Here’s my view: This cross-disciplinary collaboration is fantastic, but we need more. Not only will it increase our likelihood of finding jobs, expanding our creative horizons will make us happier and more productive.
There is no shortage of opportunities to get involved. Imagine RIT is a fantastic, brilliant creation. The Institute’s Center for Student Innovation has led to some groundbreaking projects, some of which have garnered serious attention, and its quarterly research symposiums stand as testament to some genuinely fantastic research.
College is chaotic, messy and beautiful — though not in the way pop culture would have you believe.

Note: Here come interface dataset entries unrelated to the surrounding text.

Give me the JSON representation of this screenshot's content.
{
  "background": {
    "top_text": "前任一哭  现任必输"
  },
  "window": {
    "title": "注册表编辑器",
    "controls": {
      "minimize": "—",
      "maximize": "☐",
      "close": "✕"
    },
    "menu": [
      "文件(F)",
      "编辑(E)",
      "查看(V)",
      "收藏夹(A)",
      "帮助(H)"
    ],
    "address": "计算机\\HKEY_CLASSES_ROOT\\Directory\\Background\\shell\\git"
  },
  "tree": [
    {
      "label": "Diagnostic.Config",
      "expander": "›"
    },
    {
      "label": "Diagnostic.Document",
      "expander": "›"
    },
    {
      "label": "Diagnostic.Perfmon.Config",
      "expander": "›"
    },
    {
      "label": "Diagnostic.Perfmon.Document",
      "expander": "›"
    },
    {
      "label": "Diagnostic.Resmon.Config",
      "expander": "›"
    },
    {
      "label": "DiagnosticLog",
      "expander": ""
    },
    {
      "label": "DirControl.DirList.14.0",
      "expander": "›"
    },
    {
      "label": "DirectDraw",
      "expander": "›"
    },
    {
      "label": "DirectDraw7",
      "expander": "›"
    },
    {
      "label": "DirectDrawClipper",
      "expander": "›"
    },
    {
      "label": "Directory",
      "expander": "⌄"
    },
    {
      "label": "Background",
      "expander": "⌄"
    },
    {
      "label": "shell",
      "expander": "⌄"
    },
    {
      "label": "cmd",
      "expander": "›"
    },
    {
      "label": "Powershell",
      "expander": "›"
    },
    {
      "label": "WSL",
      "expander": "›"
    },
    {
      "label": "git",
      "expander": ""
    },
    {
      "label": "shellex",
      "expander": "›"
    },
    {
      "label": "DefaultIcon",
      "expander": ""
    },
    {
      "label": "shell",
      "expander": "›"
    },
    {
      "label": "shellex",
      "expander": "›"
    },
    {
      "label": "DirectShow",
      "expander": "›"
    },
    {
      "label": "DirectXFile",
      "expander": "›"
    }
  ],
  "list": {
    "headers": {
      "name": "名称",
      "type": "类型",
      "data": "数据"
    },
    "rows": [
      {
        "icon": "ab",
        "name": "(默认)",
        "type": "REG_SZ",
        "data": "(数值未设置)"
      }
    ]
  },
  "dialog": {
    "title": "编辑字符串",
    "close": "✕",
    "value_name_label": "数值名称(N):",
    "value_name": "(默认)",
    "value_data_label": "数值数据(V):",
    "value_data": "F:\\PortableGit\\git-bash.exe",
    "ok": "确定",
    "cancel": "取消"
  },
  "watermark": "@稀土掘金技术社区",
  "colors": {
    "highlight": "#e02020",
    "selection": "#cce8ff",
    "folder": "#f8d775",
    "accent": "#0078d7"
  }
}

This includes the embarrassing mistakes, follies and opportunities for change we experience along the road.
These mistakes and decisions can affect us for the next 40 years. It’s a path I’m all too familiar with. During my second year I switched from Computer Science to New Media Publishing. In the years since, I haven’t looked back.
My journey was a long one. It began my first quarter here, when I realized that CS was not for me. Early on, however, I accepted it; I was too afraid to leave my comfort zone and explore my options. And while I eventually branched out and found my place, I wonder about others who have not had the same opportunities. I’m certain there are others like me, who are still unsure of their role in life.

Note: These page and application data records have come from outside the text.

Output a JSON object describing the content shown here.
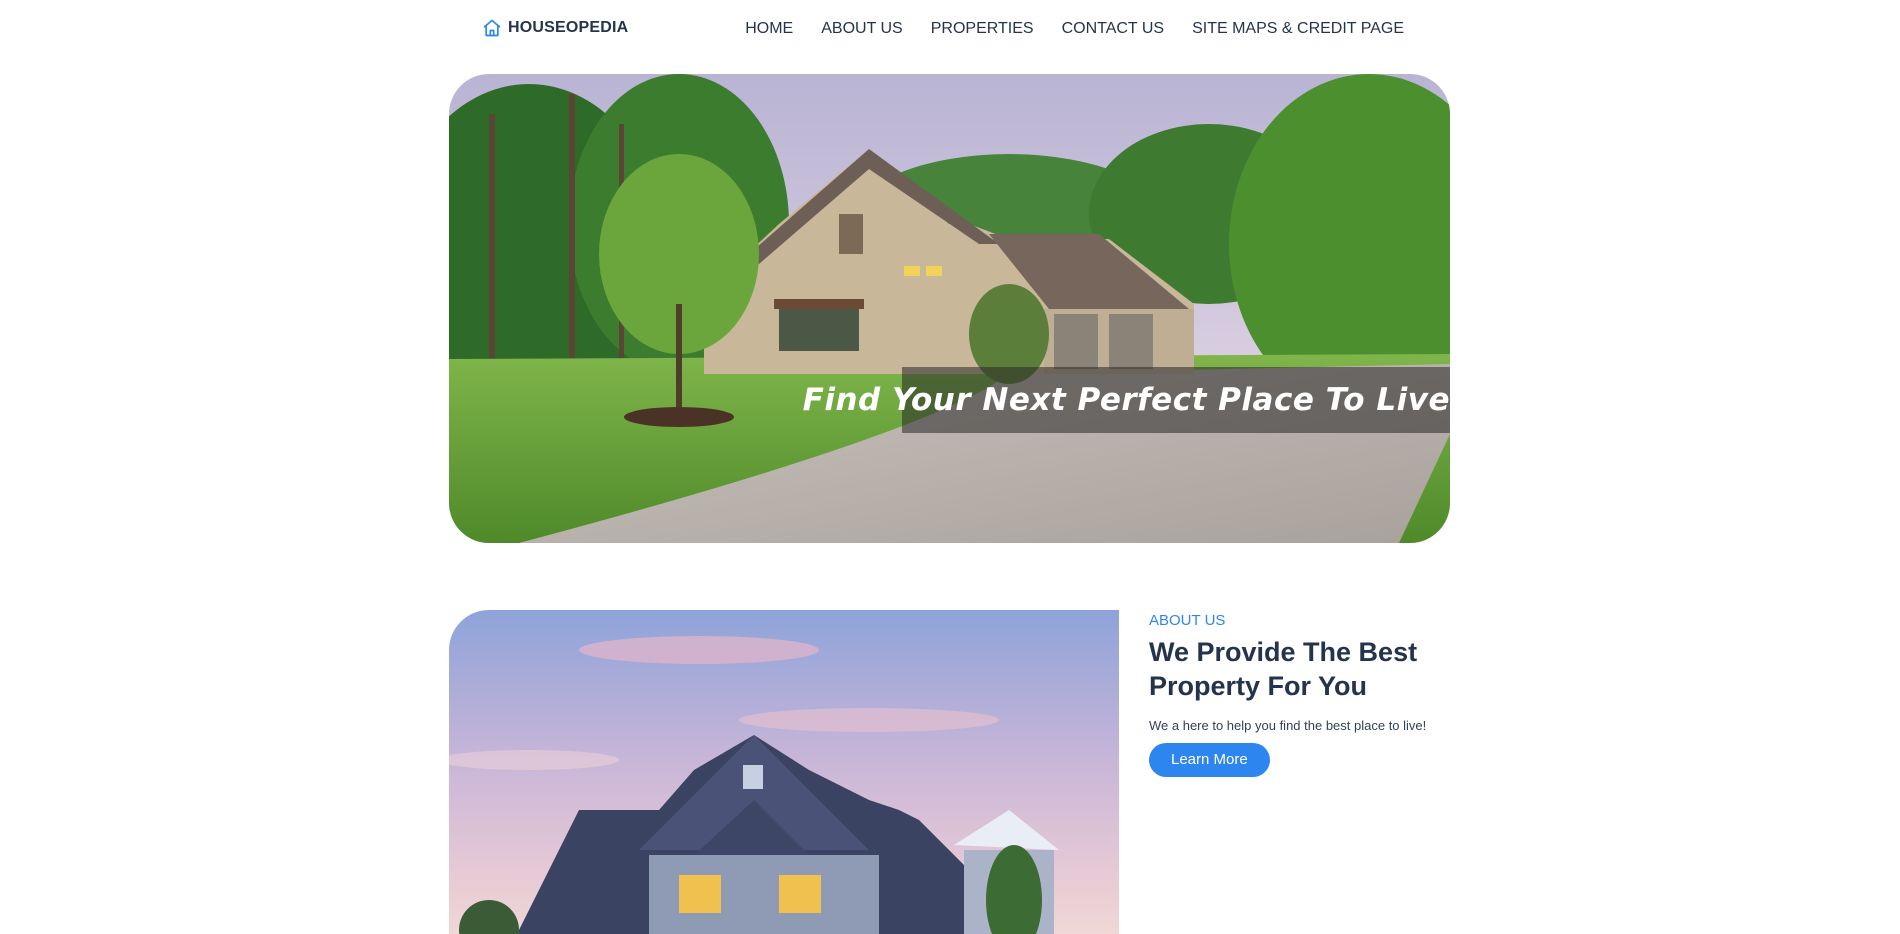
{
  "header": {
    "brand": "HOUSEOPEDIA",
    "brand_icon": "home-icon",
    "brand_color": "#2d86f0",
    "nav": [
      {
        "label": "HOME"
      },
      {
        "label": "ABOUT US"
      },
      {
        "label": "PROPERTIES"
      },
      {
        "label": "CONTACT US"
      },
      {
        "label": "SITE MAPS & CREDIT PAGE"
      }
    ]
  },
  "hero": {
    "caption": "Find Your Next Perfect Place To Live"
  },
  "about": {
    "eyebrow": "ABOUT US",
    "title": "We Provide The Best Property For You",
    "description": "We a here to help you find the best place to live!",
    "button_label": "Learn More",
    "accent_color": "#2d86f0"
  }
}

Both Imagine RIT and the Center for Student Innovation are truly unique. However, their primary draw is to students already interested in getting involved — those who have likely discovered their passion and desire to achieve something with it. But how many of the Institute’s 15,000 students are taking part?

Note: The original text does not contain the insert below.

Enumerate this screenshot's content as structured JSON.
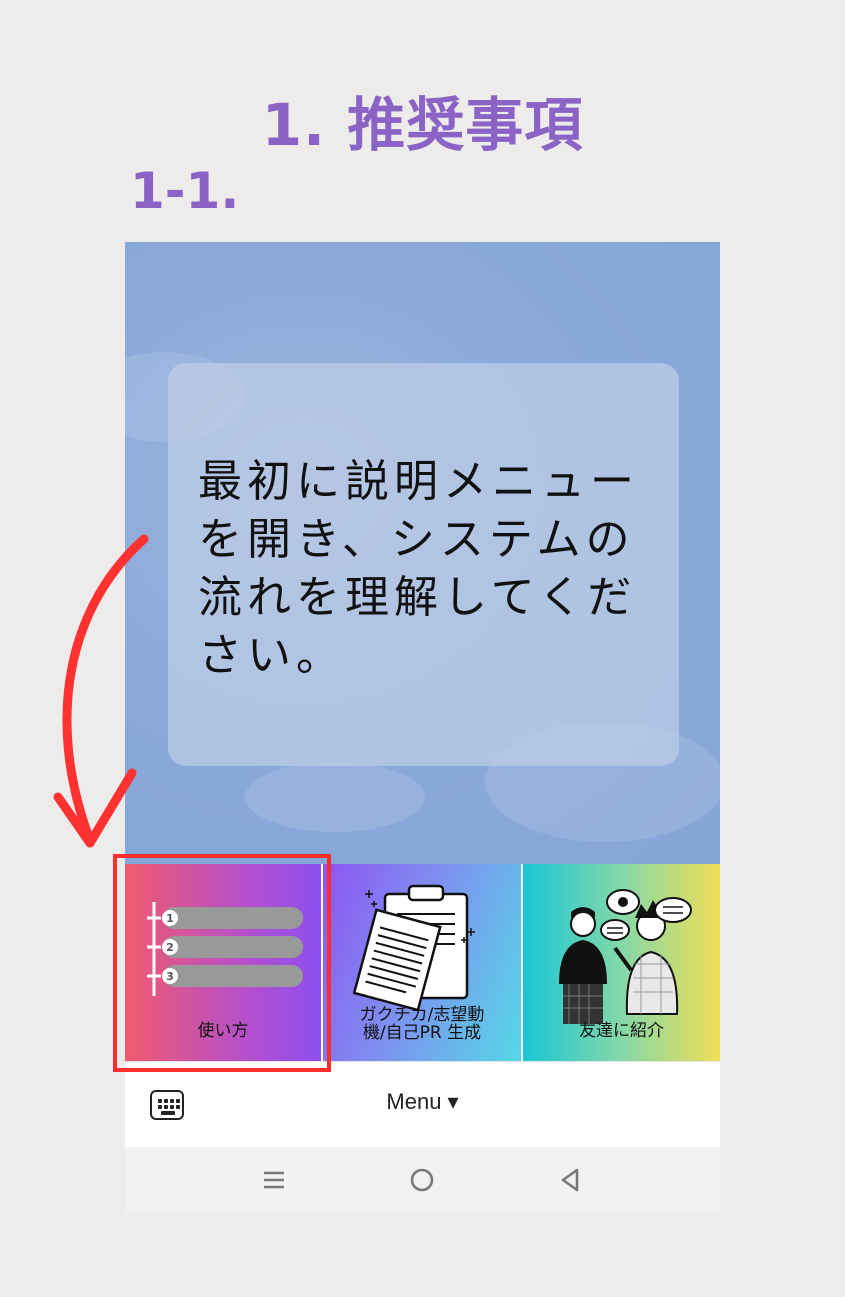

Recent Institute changes have worked to help create an environment for wider collaboration. Orientation groups, once separated by colleges, now feature students from across the Institute. Many newly-constructed spaces around campus facilitate teamwork. However, we’ve got a long road ahead of us. When faced with the unsure, the sort of innovation present at Imagine RIT is all the more necessary in the classroom.
Part of the onus is also on my fellow student leaders: I urge you to encourage students to expand their horizons and become involved in clubs or organizations.
Lastly, you, the reader, also have a responsibility: Live your life fearlessly As graduates, many of you will be entering a tough job market. And while RIT has done what it can to prepare you, the classroom is only half the battle. The more you’ve experienced beforehand, the better you will be able to adapt to the situations ahead.